» What is being asked:
The lines to copy are those in the listing that hold the word "system".

::::::

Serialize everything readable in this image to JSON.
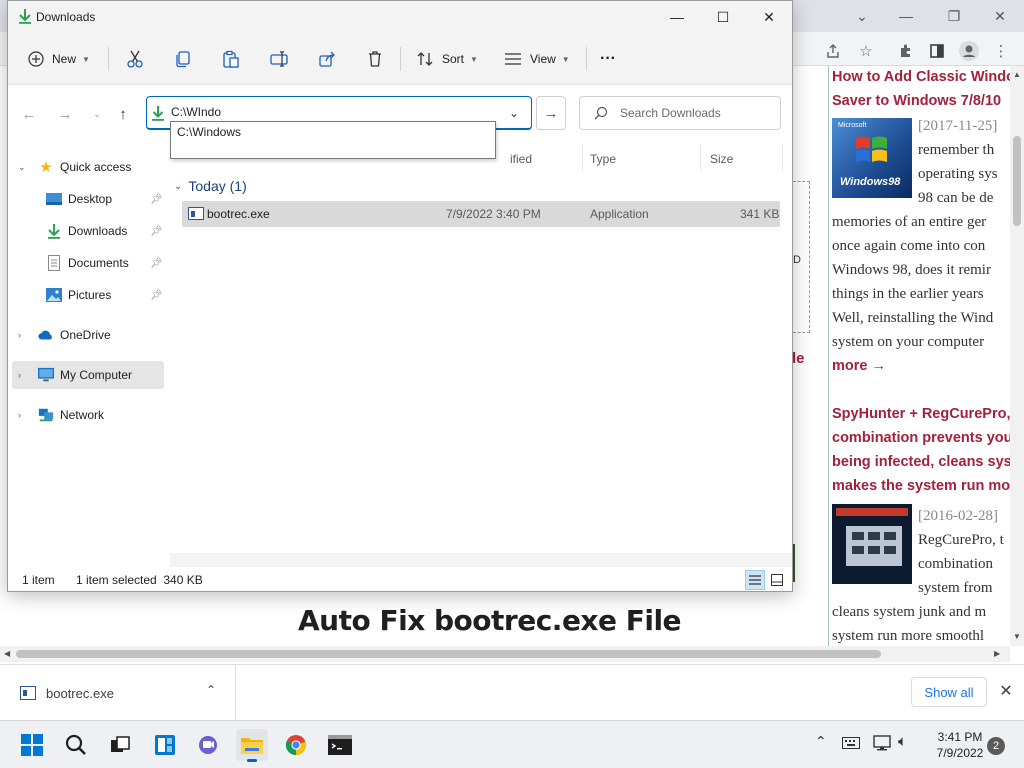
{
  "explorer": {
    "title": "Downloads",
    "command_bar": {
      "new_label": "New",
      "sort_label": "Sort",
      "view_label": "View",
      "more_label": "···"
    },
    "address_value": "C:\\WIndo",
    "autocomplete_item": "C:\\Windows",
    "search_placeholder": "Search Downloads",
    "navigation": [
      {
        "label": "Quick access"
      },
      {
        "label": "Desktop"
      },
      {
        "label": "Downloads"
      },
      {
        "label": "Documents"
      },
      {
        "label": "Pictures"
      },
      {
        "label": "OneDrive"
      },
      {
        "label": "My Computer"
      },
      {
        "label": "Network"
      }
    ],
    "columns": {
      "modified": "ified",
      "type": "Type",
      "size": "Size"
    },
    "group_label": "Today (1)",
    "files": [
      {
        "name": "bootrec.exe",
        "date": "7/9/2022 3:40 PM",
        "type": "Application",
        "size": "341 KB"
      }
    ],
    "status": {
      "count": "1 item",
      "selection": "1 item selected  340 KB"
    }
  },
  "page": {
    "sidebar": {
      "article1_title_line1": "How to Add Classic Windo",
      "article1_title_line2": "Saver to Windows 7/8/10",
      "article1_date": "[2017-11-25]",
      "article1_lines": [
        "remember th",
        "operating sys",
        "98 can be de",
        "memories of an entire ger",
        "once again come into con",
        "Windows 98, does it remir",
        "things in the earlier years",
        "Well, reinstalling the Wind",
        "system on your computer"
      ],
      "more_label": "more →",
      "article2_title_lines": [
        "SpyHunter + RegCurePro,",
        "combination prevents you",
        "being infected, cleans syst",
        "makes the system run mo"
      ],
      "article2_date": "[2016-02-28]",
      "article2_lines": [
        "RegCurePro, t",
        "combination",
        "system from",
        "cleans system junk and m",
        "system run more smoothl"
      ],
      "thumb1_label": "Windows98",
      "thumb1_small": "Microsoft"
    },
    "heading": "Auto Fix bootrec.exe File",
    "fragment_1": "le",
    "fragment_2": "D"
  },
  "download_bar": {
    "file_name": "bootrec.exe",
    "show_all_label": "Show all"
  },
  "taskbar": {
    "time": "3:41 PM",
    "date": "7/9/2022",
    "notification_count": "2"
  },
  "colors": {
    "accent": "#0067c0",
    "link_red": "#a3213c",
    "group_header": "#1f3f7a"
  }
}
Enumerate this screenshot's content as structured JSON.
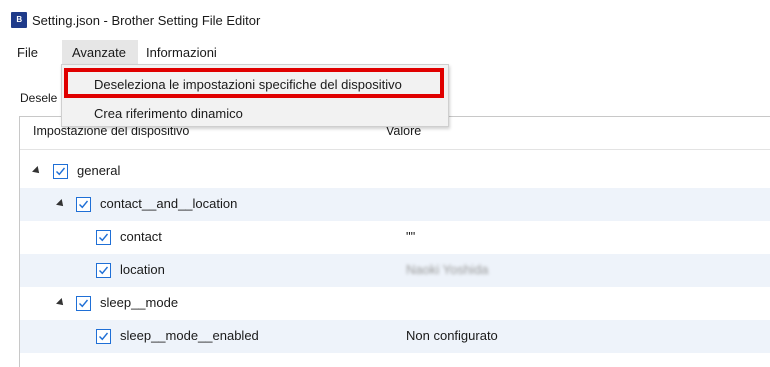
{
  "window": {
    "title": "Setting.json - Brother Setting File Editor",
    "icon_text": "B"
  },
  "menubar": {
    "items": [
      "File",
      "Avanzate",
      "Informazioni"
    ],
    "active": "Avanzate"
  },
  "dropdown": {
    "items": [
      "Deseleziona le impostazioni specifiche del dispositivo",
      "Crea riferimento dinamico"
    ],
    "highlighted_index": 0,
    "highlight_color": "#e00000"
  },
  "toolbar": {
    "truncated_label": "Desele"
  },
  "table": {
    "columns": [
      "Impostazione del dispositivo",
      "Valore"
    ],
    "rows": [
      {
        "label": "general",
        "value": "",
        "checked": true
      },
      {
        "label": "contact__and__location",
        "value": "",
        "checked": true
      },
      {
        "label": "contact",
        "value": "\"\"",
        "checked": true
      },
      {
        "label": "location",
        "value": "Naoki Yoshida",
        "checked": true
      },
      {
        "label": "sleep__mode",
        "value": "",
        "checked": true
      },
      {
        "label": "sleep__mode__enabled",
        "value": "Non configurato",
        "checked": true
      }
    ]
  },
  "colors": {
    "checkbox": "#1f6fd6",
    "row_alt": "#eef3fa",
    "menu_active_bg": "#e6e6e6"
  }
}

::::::

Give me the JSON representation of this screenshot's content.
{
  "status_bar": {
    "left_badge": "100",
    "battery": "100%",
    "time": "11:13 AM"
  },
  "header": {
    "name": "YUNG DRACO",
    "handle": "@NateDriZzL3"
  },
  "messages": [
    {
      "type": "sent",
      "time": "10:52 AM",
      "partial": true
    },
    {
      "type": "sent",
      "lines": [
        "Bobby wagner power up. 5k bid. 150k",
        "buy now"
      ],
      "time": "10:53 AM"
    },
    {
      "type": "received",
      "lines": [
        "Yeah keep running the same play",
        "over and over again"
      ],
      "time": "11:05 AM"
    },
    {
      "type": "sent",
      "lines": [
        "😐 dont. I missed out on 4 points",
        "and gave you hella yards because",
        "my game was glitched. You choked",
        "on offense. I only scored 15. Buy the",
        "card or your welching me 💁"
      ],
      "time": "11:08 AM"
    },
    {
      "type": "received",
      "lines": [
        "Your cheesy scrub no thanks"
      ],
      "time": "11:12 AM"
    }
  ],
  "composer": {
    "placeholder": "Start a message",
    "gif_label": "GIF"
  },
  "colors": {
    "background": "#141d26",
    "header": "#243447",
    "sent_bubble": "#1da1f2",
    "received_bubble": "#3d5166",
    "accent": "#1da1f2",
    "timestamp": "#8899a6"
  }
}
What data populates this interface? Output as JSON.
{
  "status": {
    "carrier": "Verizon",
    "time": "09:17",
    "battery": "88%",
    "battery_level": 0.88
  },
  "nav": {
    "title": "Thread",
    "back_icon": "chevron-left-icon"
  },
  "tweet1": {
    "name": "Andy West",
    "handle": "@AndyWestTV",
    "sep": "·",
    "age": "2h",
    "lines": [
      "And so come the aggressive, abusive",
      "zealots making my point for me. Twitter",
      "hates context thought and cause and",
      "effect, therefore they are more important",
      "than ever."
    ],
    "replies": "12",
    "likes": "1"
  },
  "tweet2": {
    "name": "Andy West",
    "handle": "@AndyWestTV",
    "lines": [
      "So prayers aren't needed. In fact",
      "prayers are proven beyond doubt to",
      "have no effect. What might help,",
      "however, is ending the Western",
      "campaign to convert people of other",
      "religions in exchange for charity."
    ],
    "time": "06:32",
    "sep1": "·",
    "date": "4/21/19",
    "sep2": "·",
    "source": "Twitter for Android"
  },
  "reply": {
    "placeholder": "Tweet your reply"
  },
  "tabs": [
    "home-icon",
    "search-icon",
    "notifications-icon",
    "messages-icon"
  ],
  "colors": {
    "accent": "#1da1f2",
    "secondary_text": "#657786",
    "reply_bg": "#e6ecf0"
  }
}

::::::

» Reply to the exercise:
        "system on your computer"
        "makes the system run mo"
        "system from",
        "cleans system junk and m",
        "system run more smoothl"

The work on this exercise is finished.